But external criticism is very different from internal criticism, and we know that Christian dislike for Jews has produced centuries of anti-Semitic prejudice and even violence. The words of Jesus, criticizing some of the religious leaders of his time, have been put to a use Jesus himself abhorred.
And that brings us full circle. In today’s Gospel lesson, Jesus teaches not only that hypocrisy and self-righteousness are wrong, but that we need look no further than within our own ranks for examples (Matthew 23:1-12, NRSV).
I am reminded once again of contemporary politics, and specifically of recent episodes of hate-filled behavior at political rallies and forums. Things like shouts of “Let him die” when discussion turned to the problem of people who need major medical care but have no insurance.
Things like booing a gay soldier serving in Iraq when he asked a question about his own government’s policy toward him. Things like cheering at a prideful claim by a candidate that he has presided over more than 200 executions.
Perhaps the most disturbing aspect of these incidents is that the candidates, many of whom openly stand on their Christian credentials as a campaign strategy, did not speak out against or even seek to distance themselves from the hate-filled outbursts.
Love God, and your neighbor as yourself, Jesus said, just last Sunday.
|Jesus Washing the Feet of His Disciples, by Michal Splho|
But of course, we needn’t leave our own homes and communities to find examples of the problem Jesus addresses in today’s lesson.
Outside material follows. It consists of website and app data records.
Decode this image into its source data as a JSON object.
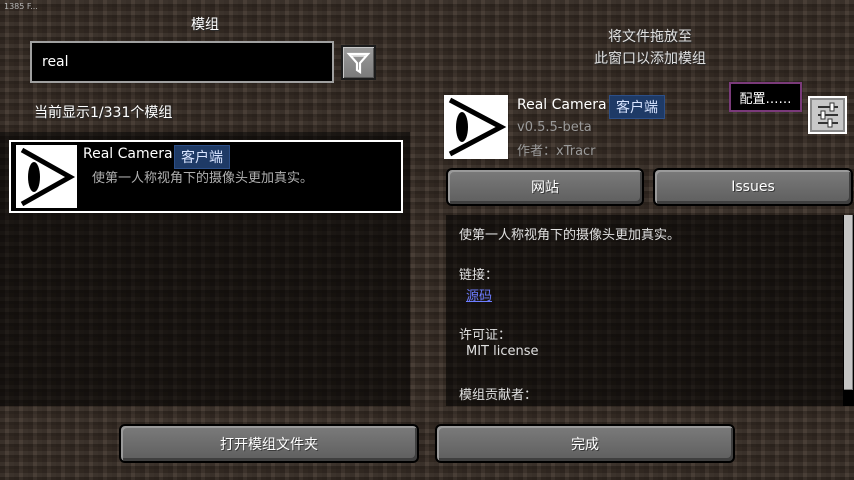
{
  "fps_text": "1385 F...",
  "header": {
    "title": "模组",
    "drop_hint_line1": "将文件拖放至",
    "drop_hint_line2": "此窗口以添加模组"
  },
  "search": {
    "value": "real",
    "filter_icon": "filter-icon"
  },
  "count_text": "当前显示1/331个模组",
  "mod_list": [
    {
      "name": "Real Camera",
      "tag": "客户端",
      "description": "使第一人称视角下的摄像头更加真实。",
      "icon": "eye-icon"
    }
  ],
  "details": {
    "name": "Real Camera",
    "tag": "客户端",
    "version": "v0.5.5-beta",
    "author": "作者：xTracr",
    "config_label": "配置……",
    "settings_icon": "sliders-icon",
    "website_label": "网站",
    "issues_label": "Issues",
    "description": "使第一人称视角下的摄像头更加真实。",
    "links_label": "链接：",
    "source_link": "源码",
    "license_label": "许可证：",
    "license_value": "MIT license",
    "contributors_label": "模组贡献者："
  },
  "footer": {
    "open_folder_label": "打开模组文件夹",
    "done_label": "完成"
  },
  "colors": {
    "tag_bg": "#1e3a66",
    "link": "#6c7cff",
    "config_border": "#7a3a7a"
  }
}
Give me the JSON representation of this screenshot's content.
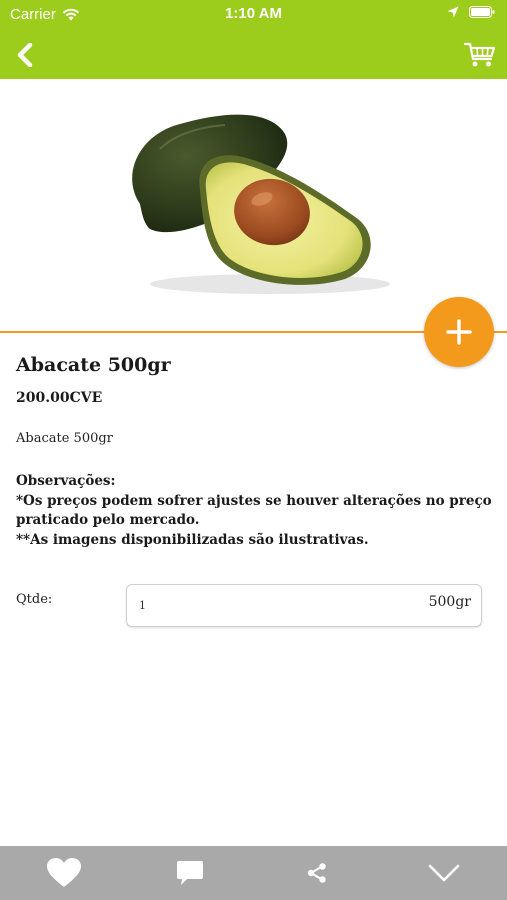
{
  "status_bar": {
    "carrier": "Carrier",
    "time": "1:10 AM"
  },
  "nav": {
    "back_icon": "chevron-left-icon",
    "cart_icon": "cart-icon"
  },
  "colors": {
    "brand_green": "#9ccc1c",
    "accent_orange": "#f39a1c",
    "bottom_bar": "#a9a9a9"
  },
  "product": {
    "title": "Abacate 500gr",
    "price": "200.00CVE",
    "description": "Abacate 500gr",
    "notes": {
      "heading": "Observações:",
      "line1": "*Os preços podem sofrer ajustes se houver alterações no preço praticado pelo mercado.",
      "line2": "**As imagens disponibilizadas são ilustrativas."
    }
  },
  "quantity": {
    "label": "Qtde:",
    "value": "1",
    "unit": "500gr"
  },
  "bottom_bar": {
    "items": [
      "heart-icon",
      "comment-icon",
      "share-icon",
      "chevron-down-icon"
    ]
  }
}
Most of us at least some of the time fall for the illusion of self-reliance and indulge in feelings of moral superiority.
We have been at least somewhat successful in making the social and economic system work for us. We go to church on Sunday, put our offering in the plate and thank God for our many blessings, even though we are quite sure we earned that new car or lovely home or promotion or rise in stock prices or… whatever.
And that becomes a burden we tie up and lay on the shoulders of others, sure that if we did it, they can too. We don’t have to leave our own churches to find contempt for the poor, even though Jesus calls us to love and serve them as we would Jesus himself.
Humble yourself, Jesus says. The greatest among you will be your servant. He will soon demonstrate the point by getting down on his own knees and washing the feet of his disciples as they share their last meal together. And finally, he will go to the cross, in humility and for love of us, his neighbor.